**ABOUT THIS TASK**
Reproduce the listing exactly, please, with every line intact.

**RECORD SET**
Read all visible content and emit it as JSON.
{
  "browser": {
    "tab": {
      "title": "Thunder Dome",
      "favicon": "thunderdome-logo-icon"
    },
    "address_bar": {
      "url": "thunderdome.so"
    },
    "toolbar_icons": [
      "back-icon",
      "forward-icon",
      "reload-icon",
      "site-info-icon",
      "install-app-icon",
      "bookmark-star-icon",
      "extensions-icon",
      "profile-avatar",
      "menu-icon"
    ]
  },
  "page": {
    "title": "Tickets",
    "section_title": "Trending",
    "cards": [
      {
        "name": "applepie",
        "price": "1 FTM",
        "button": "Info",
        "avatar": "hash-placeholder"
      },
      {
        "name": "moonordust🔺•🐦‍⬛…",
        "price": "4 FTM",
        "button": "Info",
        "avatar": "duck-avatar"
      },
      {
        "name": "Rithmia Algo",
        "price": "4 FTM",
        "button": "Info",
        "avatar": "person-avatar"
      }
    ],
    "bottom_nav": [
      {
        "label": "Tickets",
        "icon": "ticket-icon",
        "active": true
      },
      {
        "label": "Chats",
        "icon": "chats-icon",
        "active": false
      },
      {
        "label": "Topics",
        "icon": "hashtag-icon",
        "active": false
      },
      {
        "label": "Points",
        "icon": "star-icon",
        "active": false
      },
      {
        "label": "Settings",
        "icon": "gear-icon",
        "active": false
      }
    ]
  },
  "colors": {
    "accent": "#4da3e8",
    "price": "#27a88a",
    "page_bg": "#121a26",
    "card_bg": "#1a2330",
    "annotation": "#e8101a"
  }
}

**SOLVED EXERCISE**
Read all visible content and emit it as JSON.
{
  "browser": {
    "tab": {
      "title": "Thunder Dome",
      "favicon": "thunderdome-logo-icon"
    },
    "address_bar": {
      "url": "thunderdome.so"
    },
    "toolbar_icons": [
      "back-icon",
      "forward-icon",
      "reload-icon",
      "site-info-icon",
      "install-app-icon",
      "bookmark-star-icon",
      "extensions-icon",
      "profile-avatar",
      "menu-icon"
    ]
  },
  "page": {
    "title": "Tickets",
    "section_title": "Trending",
    "cards": [
      {
        "name": "applepie",
        "price": "1 FTM",
        "button": "Info",
        "avatar": "hash-placeholder"
      },
      {
        "name": "moonordust🔺•🐦‍⬛…",
        "price": "4 FTM",
        "button": "Info",
        "avatar": "duck-avatar"
      },
      {
        "name": "Rithmia Algo",
        "price": "4 FTM",
        "button": "Info",
        "avatar": "person-avatar"
      }
    ],
    "bottom_nav": [
      {
        "label": "Tickets",
        "icon": "ticket-icon",
        "active": true
      },
      {
        "label": "Chats",
        "icon": "chats-icon",
        "active": false
      },
      {
        "label": "Topics",
        "icon": "hashtag-icon",
        "active": false
      },
      {
        "label": "Points",
        "icon": "star-icon",
        "active": false
      },
      {
        "label": "Settings",
        "icon": "gear-icon",
        "active": false
      }
    ]
  },
  "colors": {
    "accent": "#4da3e8",
    "price": "#27a88a",
    "page_bg": "#121a26",
    "card_bg": "#1a2330",
    "annotation": "#e8101a"
  }
}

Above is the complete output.